The ramifications of violating a temporary or permanent child custody order are significant. This post addresses conduct that subjects a parent to a contempt finding by a Probate and Family Court. Additionally, penalties and remedies for defying custody orders are examined.
Child Custody Options
Sole legal custody empowers one parent to decide major issues concerning that parent’s child. Such decisions involve the child’s religious upbringing, education, health care and emotional needs. Shared legal custody means both the child’s parents have an equal say in these choices.
Another type of child custody order awarded by a Probate and Family Court judge is sole physical custody. Under such an arrangement, a child resides with one parent. The noncustodial parent has access to reasonable parenting time. This includes visitation, unless such interaction is not in the child’s best interests.
Shared physical custody is another form of child custody. Under this arrangement, a child maintains an ongoing relationship with both parents by residing with each for certain periods. See our previous post about custodial parent’s rights.
Best Interests of the Child
By statute, a probate judge determining a child’s best interests must weigh whether evidence of past or present spousal or child abuse exists before granting temporary or permanent child custody. Other “best interests” factors judges consider include whether a parent is a primary caregiver, a child’s relationship with both parents, and whether abandonment or substance abuse is at issue. When a child is mature enough, residential preference is solicited.
Defying Court Orders
There are numerous ways to violate enforceable child custody and visitation agreements. Repeatedly returning a child late to the other parent following visitation and not observing agreed on education and religious upbringing decisions may be actionable. So too is engaging in substance abuse while overseeing a child. Disobeying court-ordered medical treatment for a child is a violation. Other infractions include taking a child on an out-of-state trip without prior permission, obstructing a parent’s custody or visitation rights, or using an unauthorized child care provider. Of course, nonpayment of child support is a cardinal violation.
Communicating between the parties and their counsel, in a mediation setting is a cost effective solution. Courts prefer not to intercede in spousal spats about late drop-off times of 5:15 p.m. instead of 5 p.m.
However, sometimes substance abuse, physical abuse, withholding visitation or nonpayment of child support underlies the custody order violation. If so, the non-offending party should file a contempt complaint with the Probate and Family Court.
Depending on the circumstances of the violation and the offending party’s history of behavior of abiding by or ignoring the custody agreement, a judge has many enforcement tools. See our earlier post, Enforcement of Child Support Orders. The judge determines the past due amount on child support.

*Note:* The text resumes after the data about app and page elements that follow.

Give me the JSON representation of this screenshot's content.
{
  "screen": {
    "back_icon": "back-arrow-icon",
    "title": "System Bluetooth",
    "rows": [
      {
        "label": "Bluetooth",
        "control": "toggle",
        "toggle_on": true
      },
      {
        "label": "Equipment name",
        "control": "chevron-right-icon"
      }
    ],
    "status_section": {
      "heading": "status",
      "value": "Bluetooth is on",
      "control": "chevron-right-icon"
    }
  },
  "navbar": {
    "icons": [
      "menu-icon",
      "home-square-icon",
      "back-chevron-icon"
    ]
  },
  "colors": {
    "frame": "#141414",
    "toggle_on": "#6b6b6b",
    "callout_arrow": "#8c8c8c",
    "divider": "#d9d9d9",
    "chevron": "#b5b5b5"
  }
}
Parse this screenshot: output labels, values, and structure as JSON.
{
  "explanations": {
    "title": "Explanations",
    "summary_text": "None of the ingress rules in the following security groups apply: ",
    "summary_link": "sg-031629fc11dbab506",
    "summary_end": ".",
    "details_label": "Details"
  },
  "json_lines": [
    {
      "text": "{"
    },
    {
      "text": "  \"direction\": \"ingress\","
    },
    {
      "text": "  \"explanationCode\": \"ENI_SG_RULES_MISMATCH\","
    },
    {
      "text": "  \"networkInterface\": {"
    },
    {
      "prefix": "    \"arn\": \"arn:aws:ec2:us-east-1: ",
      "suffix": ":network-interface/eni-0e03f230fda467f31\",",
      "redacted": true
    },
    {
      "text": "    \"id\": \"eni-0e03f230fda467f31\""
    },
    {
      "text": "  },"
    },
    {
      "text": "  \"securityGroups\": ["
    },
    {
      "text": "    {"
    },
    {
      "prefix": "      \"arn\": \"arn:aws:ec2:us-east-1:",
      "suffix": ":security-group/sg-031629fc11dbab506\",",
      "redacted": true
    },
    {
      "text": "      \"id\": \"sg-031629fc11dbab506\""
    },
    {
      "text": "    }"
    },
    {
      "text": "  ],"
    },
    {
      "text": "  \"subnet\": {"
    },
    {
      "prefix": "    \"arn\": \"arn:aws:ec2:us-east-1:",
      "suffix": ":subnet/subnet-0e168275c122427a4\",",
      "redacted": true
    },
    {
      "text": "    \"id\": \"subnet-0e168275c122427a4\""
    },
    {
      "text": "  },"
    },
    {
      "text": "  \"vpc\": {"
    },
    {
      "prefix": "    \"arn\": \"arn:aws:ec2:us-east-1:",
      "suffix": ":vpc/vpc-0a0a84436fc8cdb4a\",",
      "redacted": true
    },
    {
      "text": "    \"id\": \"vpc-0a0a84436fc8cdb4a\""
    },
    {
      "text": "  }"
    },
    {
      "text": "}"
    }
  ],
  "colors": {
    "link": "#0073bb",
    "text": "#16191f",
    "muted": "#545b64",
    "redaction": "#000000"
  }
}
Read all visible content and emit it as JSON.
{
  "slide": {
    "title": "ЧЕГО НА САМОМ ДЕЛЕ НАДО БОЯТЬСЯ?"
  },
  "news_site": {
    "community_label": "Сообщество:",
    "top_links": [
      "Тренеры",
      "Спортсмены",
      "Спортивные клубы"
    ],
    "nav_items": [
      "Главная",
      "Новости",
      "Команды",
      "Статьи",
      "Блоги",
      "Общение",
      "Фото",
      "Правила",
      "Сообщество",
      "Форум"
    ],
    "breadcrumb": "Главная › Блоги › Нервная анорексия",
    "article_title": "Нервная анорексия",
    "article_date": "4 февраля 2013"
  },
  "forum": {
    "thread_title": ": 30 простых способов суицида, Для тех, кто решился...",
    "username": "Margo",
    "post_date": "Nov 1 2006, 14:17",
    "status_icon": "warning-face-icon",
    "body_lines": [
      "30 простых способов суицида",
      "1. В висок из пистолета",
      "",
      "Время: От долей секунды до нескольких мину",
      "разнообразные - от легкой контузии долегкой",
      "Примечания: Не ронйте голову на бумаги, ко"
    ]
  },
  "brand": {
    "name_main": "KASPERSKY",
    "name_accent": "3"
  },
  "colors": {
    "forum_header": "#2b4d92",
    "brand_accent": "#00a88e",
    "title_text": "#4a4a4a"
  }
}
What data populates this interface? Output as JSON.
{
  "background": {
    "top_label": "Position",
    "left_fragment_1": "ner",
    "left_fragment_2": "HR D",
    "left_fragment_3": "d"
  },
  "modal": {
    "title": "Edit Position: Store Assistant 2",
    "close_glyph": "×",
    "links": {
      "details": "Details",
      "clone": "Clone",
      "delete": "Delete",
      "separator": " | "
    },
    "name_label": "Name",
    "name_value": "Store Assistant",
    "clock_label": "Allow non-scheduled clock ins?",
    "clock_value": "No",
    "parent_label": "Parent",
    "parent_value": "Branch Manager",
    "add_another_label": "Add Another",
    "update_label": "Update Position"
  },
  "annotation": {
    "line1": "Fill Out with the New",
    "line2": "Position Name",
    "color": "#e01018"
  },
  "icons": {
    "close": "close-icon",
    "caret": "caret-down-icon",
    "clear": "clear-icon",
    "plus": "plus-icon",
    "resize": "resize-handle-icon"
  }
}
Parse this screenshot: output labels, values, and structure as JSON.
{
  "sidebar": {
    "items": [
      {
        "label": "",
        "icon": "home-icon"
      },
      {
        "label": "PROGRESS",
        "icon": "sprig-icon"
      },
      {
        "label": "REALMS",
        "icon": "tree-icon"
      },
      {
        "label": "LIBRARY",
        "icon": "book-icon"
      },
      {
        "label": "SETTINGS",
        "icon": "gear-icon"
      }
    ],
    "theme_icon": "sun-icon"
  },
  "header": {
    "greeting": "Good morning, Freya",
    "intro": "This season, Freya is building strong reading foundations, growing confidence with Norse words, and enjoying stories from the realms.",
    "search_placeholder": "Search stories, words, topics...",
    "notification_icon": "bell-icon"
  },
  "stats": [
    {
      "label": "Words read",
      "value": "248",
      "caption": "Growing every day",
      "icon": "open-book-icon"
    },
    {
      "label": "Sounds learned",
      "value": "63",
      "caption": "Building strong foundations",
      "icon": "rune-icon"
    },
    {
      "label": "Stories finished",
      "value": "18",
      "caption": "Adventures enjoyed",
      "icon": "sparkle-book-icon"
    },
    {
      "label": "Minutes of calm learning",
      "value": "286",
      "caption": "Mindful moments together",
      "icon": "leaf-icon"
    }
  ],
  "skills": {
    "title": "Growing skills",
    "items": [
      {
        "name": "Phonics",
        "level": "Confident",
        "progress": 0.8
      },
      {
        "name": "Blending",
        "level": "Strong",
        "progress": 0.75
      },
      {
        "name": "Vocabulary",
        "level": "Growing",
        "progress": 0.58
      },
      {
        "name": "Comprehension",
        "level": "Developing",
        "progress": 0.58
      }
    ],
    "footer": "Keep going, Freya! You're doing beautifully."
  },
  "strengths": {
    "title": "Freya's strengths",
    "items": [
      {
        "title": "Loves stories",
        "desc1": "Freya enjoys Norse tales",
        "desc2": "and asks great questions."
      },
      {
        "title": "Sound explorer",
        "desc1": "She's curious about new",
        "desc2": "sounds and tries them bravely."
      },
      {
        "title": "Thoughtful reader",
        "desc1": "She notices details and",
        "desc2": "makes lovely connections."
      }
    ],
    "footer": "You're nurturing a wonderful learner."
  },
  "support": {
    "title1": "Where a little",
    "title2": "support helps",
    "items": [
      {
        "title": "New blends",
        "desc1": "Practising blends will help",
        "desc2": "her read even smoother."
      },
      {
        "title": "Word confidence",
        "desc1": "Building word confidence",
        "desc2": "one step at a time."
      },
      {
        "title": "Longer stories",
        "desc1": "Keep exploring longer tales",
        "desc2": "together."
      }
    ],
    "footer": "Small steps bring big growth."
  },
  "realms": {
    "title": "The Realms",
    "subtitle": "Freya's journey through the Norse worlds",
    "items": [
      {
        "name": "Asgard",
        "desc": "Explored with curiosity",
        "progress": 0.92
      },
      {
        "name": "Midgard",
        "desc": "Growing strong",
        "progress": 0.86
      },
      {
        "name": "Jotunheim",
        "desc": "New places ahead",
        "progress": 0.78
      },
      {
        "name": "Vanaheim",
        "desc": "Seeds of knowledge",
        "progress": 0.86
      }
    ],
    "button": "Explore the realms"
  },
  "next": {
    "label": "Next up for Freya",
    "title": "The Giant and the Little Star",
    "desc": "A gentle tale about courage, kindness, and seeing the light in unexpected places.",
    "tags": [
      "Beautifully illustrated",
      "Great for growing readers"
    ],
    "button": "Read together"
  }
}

When a parent is adjudged in contempt, there can be an order to pay the other parent’s legal fees to enforce the custody order. A parent delinquent in paying child support, health insurance or making mortgage payments on the marital home could face garnishment of wages through the Department of Revenue.
Violating a custody order
Suspension of a driver’s license or impeding the obtaining of a passport can be ordered by the Court until the offending parent makes back payments. An option for a violator is blocking them from receiving professional and other licenses issued by the Commonwealth. In severe cases, such as defying a restraining order, an arrest warrant can issue and jail time can be meted out as punishment.
Elements of a contempt action initially involve proof that a court order is in place. When there is a violation of a court order, evidence is identifies that the violator is capable of compliance.
Probate judges addressing a Complaint for Contempt must evaluate whether the transgressor’s contempt is willful. In other words, is the offending parent disrespecting the Court and deliberately violating the terms of the negotiated custody agreement adopted by the Court. By comparison, non-willful contempt may result from an ex-spouse lacking the funds to stay current on support payments. In such cases, non-punitive remedies may be employed by the Court.
Uniform Child Custody Jurisdiction and Enforcement Act
The Uniform Child Custody Jurisdiction and Enforcement Act (UCCJEA) is for violations that cross state lines. Drafted in 1997, 49 states and the District of Columbia have adopted the UCCJEA.
Probate courts are somewhat circumspect and do not wield their contempt powers like a club. In Hardiman v. Hardiman (2016), for instance, the Massachusetts Appeals Court overturned a probate judge’s contempt finding against the mother in a shared legal custody case. The dispute concerned the father’s insistence that the couple’s three children continue a parochial school for which he paid tuition. The mother favored enrolling her daughters in public school. The Appeals Court faulted the probate judge for not specifying in detail the mother’s alleged willful disobedience.
If you have any questions about domestic relations or family law issues, you may schedule a free attorney consultation by calling (866) 995-6663 or schedule it online here.